Literary Mama writing about the many faces of motherhood

No comments

I don’t think
very often on you. I can’t feel
the bristle of your mustache, or remember the way
your jaw clenched when you needed
to get the belt. I don’t reflect
on the fact that I always pretended you were a police officer,
or someone heroic,
or maybe I’m confusing you
with someone else. I don’t associate you
with the taste of wild blackberries, the kind that grew on the edges
of our yard, or at least I think they did.
That was six houses ago. I can’t picture you,
your tall frame folded into the closet of my tiny, yellow bedroom,
building shelves for all of my precious books. I don’t know
the ages of your other children, or compare
their beauty to mine. I don’t wonder
how your heart is, whether it is scarred or healed from your stroke,
or from other things. I don’t feel
an empty space where you are supposed to be,
and didn’t, on my wedding day,
miss you. I don’t carry you
around with me. You are not the smooth,
round stone of memory that presses on me, that I feel
deep in my pocket.
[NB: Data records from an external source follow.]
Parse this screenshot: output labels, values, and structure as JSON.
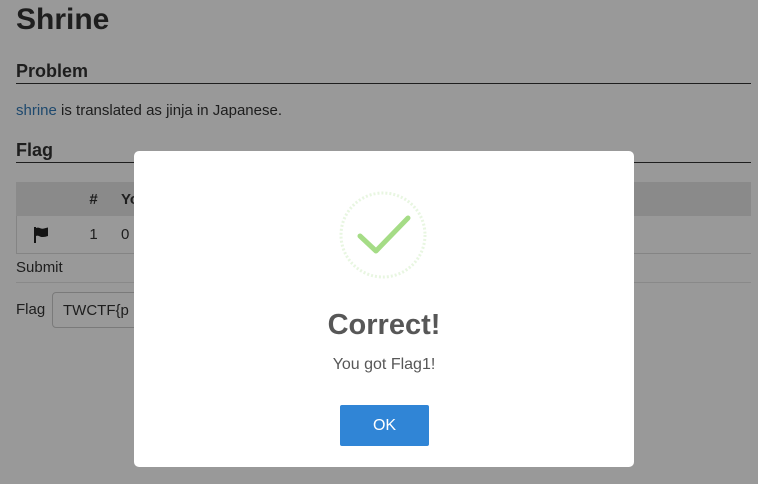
{
  "page": {
    "title": "Shrine",
    "problem": {
      "heading": "Problem",
      "link_text": "shrine",
      "rest_text": " is translated as jinja in Japanese."
    },
    "flag": {
      "heading": "Flag",
      "table": {
        "headers": [
          "",
          "#",
          "Yo"
        ],
        "rows": [
          {
            "icon": "flag-icon",
            "number": "1",
            "value": "0"
          }
        ]
      },
      "submit_label": "Submit",
      "flag_label": "Flag",
      "flag_value": "TWCTF{p"
    }
  },
  "modal": {
    "icon": "check-icon",
    "title": "Correct!",
    "message": "You got Flag1!",
    "ok_label": "OK"
  },
  "colors": {
    "link": "#337ab7",
    "ok_button": "#3085d6",
    "check": "#a5dc86",
    "overlay": "rgba(0,0,0,0.4)"
  }
}
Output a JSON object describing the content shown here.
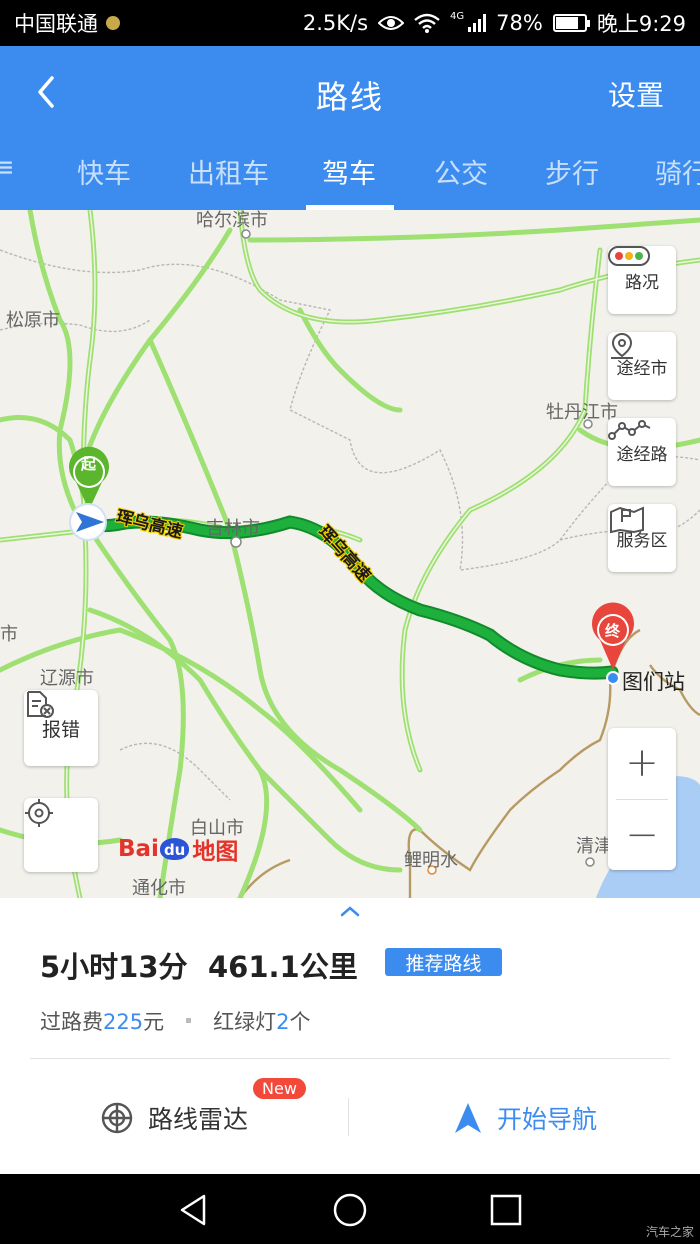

Kate Benchoff teaches writing at Hagerstown Community College in Maryland when she’s not chasing her six-year-old little boy, gardening, or perfecting her spare rib recipe. She lives in Pennsylvania with her family and a dog with a Napoleon complex.

More from

Comments are now closed for this piece.